#### Directions for this task:
What follows is a set of entries. Give them again exactly, without the pictures.

(Entries from a dataset of interfaces)
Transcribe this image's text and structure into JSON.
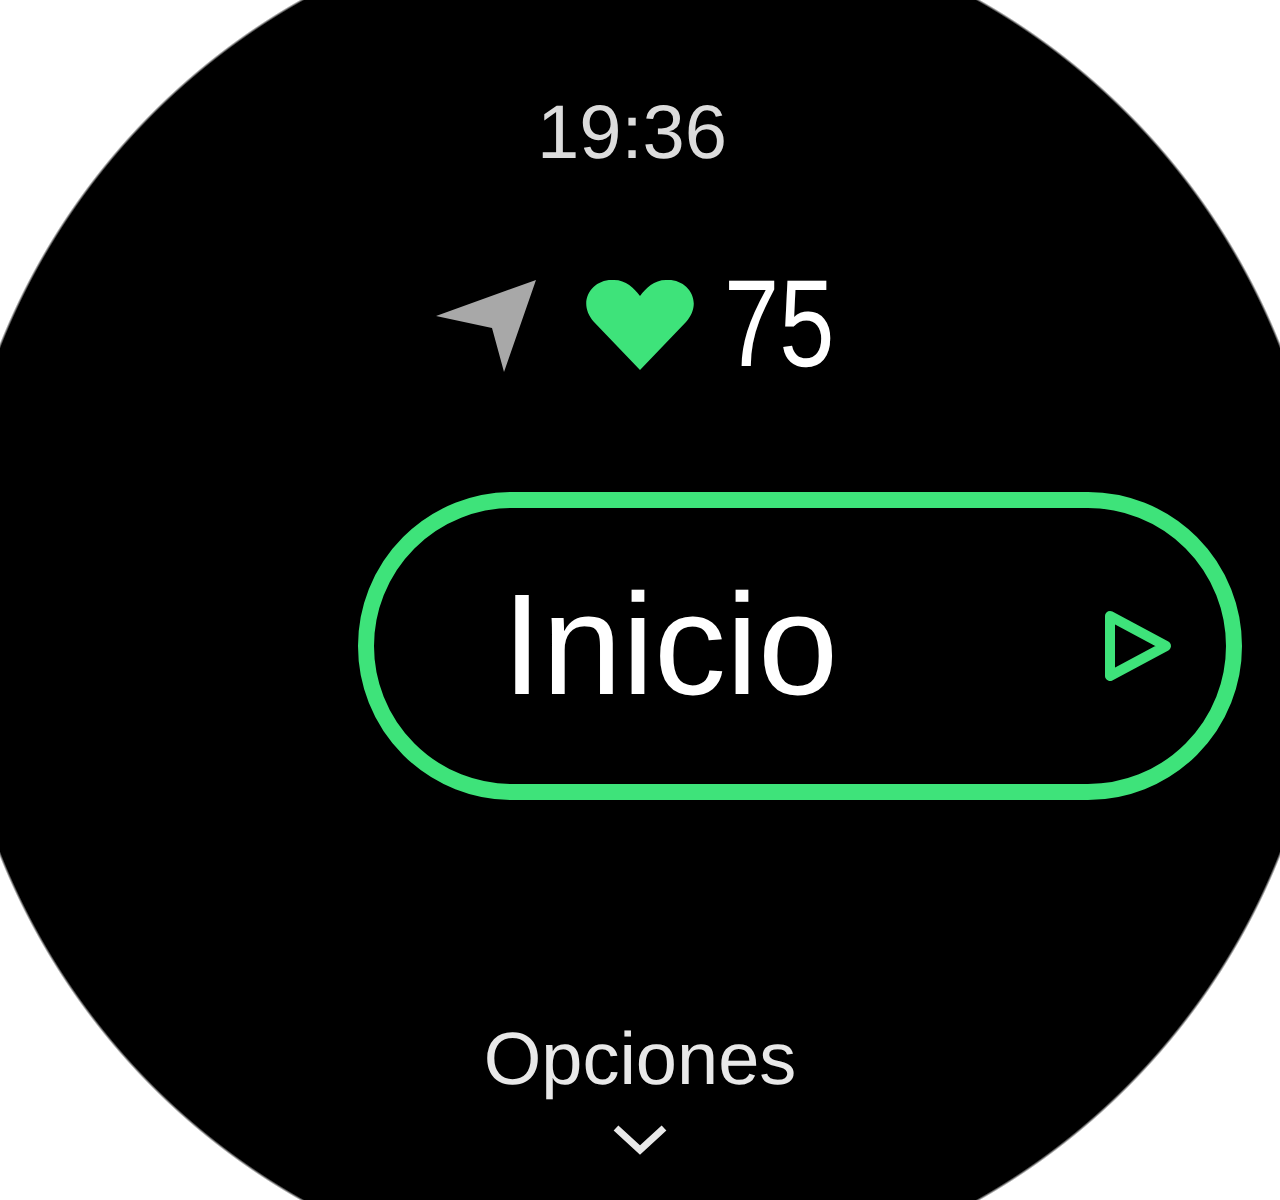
{
  "time": "19:36",
  "heart_rate": "75",
  "start_button": {
    "label": "Inicio"
  },
  "options": {
    "label": "Opciones"
  }
}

#### Reply to the task:
Transcribe this image's text and structure into JSON.
{
  "time": "19:36",
  "heart_rate": "75",
  "start_button": {
    "label": "Inicio"
  },
  "options": {
    "label": "Opciones"
  }
}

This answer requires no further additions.